[Records supplied Boundary: Start]

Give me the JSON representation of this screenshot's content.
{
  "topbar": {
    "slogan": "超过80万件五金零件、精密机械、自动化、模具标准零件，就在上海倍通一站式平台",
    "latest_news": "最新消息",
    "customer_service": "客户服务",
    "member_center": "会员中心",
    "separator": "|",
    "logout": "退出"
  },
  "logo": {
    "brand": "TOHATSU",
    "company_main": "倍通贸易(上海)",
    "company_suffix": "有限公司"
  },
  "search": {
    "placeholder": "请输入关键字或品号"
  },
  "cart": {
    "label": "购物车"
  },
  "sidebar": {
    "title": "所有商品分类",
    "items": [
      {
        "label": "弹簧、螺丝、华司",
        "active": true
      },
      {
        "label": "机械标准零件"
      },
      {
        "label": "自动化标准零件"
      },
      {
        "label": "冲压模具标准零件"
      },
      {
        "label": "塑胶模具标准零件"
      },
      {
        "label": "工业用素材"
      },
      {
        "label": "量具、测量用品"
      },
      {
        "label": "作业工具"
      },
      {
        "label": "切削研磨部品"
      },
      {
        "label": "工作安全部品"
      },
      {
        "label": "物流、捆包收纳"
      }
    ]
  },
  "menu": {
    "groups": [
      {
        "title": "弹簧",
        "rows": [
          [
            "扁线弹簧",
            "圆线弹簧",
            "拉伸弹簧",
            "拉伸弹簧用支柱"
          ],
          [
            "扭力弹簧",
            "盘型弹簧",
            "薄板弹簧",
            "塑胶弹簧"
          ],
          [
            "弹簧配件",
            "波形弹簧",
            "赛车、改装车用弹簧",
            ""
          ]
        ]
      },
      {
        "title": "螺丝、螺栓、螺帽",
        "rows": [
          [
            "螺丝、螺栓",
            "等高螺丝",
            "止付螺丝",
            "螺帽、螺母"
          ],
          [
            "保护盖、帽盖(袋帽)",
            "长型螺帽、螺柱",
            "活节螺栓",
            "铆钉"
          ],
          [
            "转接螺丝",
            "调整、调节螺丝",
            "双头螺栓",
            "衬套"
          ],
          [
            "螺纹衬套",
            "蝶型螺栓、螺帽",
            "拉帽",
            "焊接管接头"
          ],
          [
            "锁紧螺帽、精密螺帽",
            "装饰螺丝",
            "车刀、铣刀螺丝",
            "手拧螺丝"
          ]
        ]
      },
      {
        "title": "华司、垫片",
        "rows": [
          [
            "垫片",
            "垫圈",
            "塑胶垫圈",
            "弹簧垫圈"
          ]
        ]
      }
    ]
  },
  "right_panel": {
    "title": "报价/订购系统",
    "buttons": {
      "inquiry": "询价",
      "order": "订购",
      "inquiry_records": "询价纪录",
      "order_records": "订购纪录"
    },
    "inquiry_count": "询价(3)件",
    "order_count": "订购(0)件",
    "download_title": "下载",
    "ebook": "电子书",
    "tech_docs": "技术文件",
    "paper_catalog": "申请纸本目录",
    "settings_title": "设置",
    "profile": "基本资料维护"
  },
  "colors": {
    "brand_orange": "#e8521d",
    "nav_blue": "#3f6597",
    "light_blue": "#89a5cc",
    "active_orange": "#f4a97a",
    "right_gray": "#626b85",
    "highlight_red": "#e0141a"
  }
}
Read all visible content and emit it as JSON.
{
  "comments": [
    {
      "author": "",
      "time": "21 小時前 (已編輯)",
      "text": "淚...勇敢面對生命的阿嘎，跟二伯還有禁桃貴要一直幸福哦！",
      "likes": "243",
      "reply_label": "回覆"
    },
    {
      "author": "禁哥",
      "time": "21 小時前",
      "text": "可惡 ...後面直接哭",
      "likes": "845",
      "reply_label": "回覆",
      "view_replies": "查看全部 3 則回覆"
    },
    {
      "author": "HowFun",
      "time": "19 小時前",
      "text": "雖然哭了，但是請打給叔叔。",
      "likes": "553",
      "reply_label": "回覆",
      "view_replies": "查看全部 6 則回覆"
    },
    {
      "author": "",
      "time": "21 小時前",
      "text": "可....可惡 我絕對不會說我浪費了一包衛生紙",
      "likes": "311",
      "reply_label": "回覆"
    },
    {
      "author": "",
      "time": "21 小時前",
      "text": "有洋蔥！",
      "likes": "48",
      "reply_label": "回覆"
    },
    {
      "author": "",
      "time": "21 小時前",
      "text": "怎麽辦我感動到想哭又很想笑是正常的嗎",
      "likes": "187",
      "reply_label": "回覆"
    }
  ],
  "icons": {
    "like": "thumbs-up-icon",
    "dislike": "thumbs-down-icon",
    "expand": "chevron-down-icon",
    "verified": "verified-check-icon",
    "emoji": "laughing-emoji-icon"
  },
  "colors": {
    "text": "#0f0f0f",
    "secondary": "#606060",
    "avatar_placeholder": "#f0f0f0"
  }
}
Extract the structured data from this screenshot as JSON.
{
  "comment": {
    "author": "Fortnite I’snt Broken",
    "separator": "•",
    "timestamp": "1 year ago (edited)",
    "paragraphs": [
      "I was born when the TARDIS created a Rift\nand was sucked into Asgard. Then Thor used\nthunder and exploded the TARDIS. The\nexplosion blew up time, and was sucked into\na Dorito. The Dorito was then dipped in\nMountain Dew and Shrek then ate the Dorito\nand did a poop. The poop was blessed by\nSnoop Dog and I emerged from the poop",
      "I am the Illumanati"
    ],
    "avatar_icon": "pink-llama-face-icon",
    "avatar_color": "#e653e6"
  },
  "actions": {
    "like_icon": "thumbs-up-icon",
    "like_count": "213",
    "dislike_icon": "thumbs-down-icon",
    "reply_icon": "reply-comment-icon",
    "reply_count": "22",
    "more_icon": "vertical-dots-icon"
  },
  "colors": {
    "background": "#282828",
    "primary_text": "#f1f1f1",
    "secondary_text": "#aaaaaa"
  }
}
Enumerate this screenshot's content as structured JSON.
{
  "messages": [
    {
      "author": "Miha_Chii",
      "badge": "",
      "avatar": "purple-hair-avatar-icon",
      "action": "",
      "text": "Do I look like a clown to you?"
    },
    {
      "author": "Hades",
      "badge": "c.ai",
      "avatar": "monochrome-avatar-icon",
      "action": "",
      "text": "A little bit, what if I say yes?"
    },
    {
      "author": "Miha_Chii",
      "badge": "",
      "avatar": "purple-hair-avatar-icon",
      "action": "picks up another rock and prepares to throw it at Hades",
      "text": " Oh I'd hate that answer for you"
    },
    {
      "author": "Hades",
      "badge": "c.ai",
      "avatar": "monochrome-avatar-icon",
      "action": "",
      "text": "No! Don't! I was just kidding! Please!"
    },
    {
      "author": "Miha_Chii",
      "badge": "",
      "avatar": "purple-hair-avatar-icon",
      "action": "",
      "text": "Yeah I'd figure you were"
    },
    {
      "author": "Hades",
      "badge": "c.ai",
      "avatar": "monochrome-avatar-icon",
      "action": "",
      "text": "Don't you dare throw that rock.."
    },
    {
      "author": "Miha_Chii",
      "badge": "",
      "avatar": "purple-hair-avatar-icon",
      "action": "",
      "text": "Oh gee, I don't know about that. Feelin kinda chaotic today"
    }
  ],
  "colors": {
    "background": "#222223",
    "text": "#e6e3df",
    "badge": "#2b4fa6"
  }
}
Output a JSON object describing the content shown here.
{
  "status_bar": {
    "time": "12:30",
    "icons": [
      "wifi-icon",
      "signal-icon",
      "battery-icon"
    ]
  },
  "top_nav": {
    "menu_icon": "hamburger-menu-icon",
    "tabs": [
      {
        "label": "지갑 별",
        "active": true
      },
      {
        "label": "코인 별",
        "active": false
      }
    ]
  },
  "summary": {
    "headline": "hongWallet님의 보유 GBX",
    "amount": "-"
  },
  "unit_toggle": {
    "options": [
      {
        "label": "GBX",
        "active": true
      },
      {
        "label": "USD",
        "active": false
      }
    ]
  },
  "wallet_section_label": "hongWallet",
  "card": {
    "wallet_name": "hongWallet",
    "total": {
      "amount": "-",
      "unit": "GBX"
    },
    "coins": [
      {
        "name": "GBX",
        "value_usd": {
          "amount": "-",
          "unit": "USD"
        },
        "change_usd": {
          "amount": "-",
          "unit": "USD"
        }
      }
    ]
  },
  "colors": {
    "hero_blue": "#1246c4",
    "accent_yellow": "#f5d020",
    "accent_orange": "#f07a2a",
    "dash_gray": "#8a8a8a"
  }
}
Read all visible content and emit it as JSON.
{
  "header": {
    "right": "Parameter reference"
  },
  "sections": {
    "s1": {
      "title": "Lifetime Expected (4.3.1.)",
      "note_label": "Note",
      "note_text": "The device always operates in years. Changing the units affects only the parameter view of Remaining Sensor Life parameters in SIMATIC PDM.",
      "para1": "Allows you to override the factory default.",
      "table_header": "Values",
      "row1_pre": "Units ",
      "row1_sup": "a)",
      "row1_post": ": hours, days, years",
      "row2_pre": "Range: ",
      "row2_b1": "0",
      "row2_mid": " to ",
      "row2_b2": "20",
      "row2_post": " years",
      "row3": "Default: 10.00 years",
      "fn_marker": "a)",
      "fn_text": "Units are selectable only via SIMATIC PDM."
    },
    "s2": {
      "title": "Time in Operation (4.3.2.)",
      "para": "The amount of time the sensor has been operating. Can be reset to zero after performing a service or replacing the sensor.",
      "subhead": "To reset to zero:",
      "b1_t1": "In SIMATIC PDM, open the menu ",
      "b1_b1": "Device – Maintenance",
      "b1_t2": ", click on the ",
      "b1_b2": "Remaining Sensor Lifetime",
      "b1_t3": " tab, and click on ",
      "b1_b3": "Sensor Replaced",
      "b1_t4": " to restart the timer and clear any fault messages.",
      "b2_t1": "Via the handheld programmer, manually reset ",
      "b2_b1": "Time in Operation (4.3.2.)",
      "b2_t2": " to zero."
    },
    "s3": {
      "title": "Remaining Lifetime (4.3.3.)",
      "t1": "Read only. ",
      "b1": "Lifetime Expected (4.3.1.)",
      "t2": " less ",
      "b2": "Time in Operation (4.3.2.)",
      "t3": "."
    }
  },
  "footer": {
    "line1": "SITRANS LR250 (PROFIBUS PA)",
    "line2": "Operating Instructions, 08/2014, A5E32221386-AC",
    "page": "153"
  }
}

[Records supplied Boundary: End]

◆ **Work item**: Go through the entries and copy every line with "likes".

◆ **Result**:
      "likes": "243",
      "likes": "845",
      "likes": "553",
      "likes": "311",
      "likes": "48",
      "likes": "187",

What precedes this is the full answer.